Prosumism: The Buyer Becomes Producer and Seller

GDI researchers write in the study "The End of Consumption as We Know It" that there is no longer a classic way for a product to reach the consumer via manufacturing and retailing. Anyone can take up any position in the chain.

This text is based on an excerpt from the study "The End of Consumption as We Know It – When data makes retail superfluous”.

Since the beginning of civilisation, the “product” has typically followed two pathways to the consumer (P = Production; R = Retail; C = Consumer/consumption; S = Sales):

P > R > C: First production, then retail, then consumption. This is the path taken by supermarkets and department/specialty stores: A finished product is brought to the market, where it is available to buyers who then consume it.

R > P > C: First retail, then production, then consumption. This is the path usually taken by craftsmen. The tailor finishes the suit, the contractor renovates the kitchen, the upholsterer sews the slipcovers in response to a customer order.
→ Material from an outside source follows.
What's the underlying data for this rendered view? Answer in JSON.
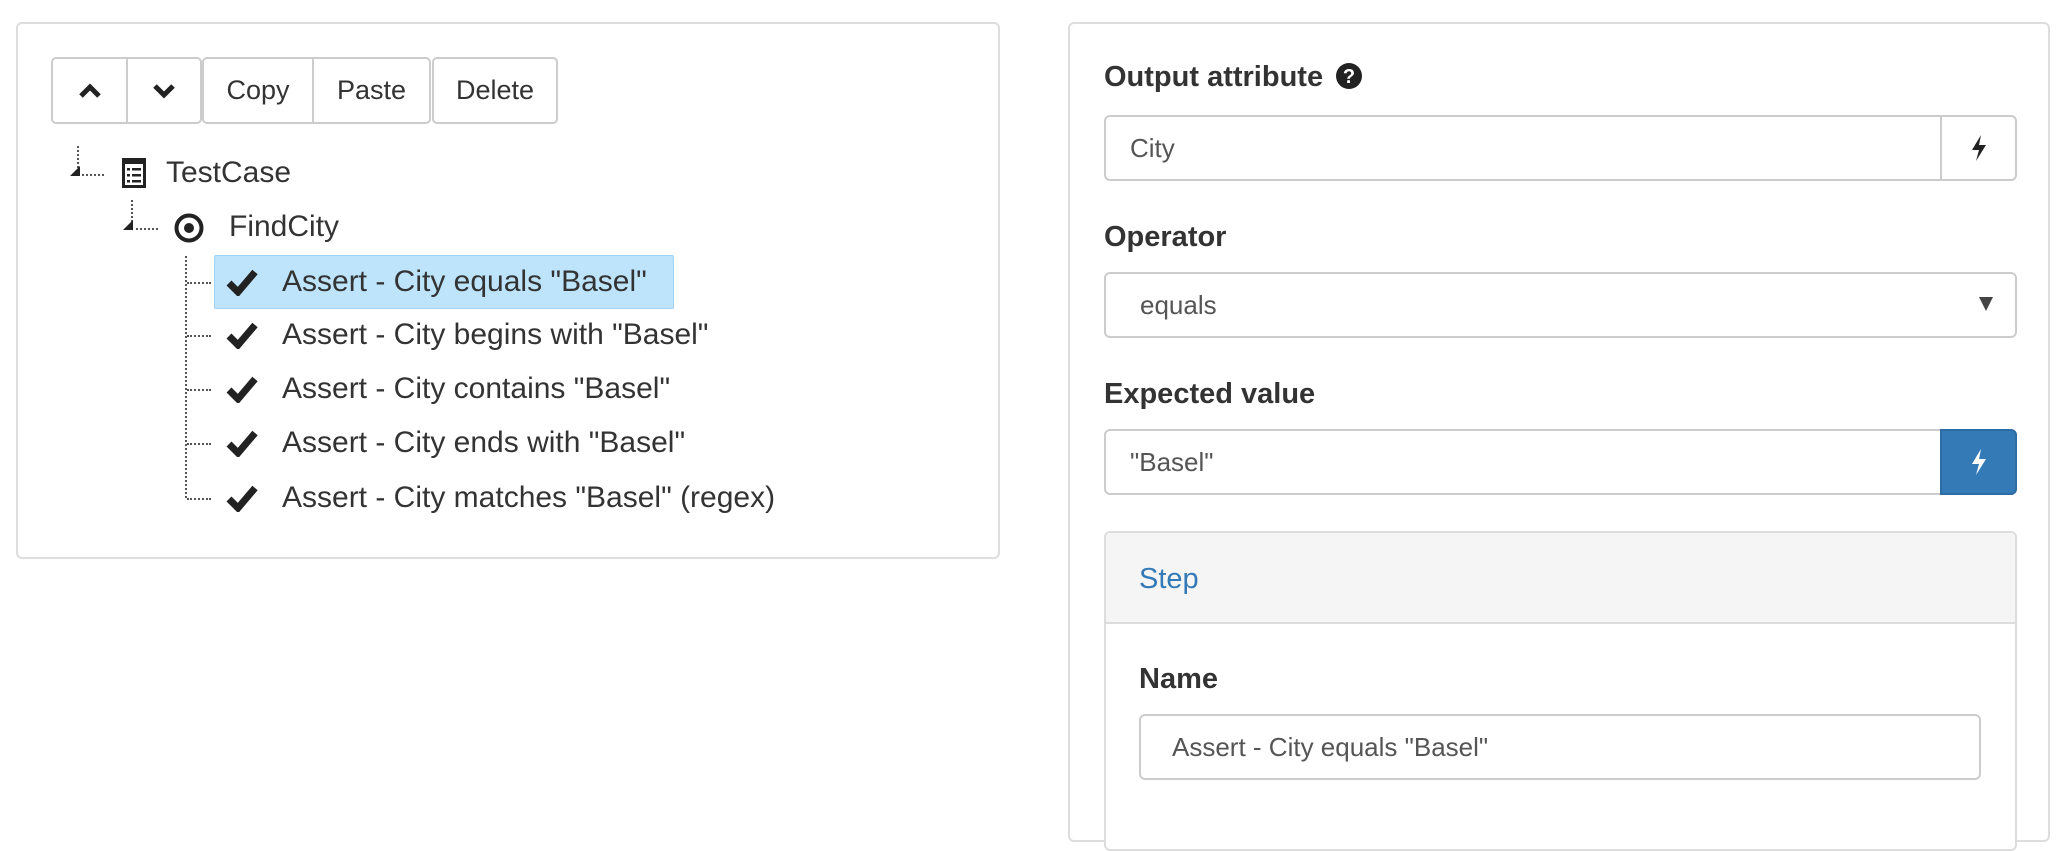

With digitisation, these clearly defined paths have not disappeared, but they have become blurred with more entangled pathways. Some examples:

C > P > R: First consumption, then production, then retail. This is a typical path for Beta tests of software or clinical trials for pharmaceuticals. A product not yet ready for the market is made available to users free of charge. User feedback and other test results influence the deci- sion of whether the test version should go to market.

P > C (> S > C): First production, then consumption of part of the product. Sales then occurs afterwards offering consumption of the complete product. This describes the business model of media Pay- walls. The complete product is there, however only a part of it is avail- able free of charge.

C1 = P1 > P2 > S > C2: This is a path used by platforms such as Facebook. Users can consume (C1) as well as produce (P1) content. In both roles they produce data (P2), which are sold by Facebook (S) to advertising clients (C2).

The boundaries between production, retail and consumption are dissolving. Every hub in the network can be anything – producer, product, seller, distribution channel, purchaser or user. If everyone can be everything, what is consumption?

Consumption can no longer be understood as a site-specific act. It transforms to a transitory state or mode that can be changed at any time, seamlessly. If goods are exchanged not only for money, but also for data and attention, the involvements and entanglements among humans, objects and systems can become so complex that it is hardly possible to see through them and deconstruct them. Counter to this increasing complexity, the most radical simplification enjoys increasing popularity.

P = C: The consumer is also producer. Acquisition is shifting to sharing, swapping and the maker movement. In the future, fewer products will be produced centrally and globally, and increasingly will be produced locally. Individual households will produce more things them- selves, including energy (solar), objects (3D printer) and fresh vegetables from their community gardens. Local production will become competitive again.

This trend is offering economic and social benefits: Self-production gen- erates a sense of satisfaction, is often more sustainable, and can create status. Mass products could become increasingly insignificant and disap- pear entirely from the market. This would solve the problem of abun- dance, which is constantly devalued by knockdown prices.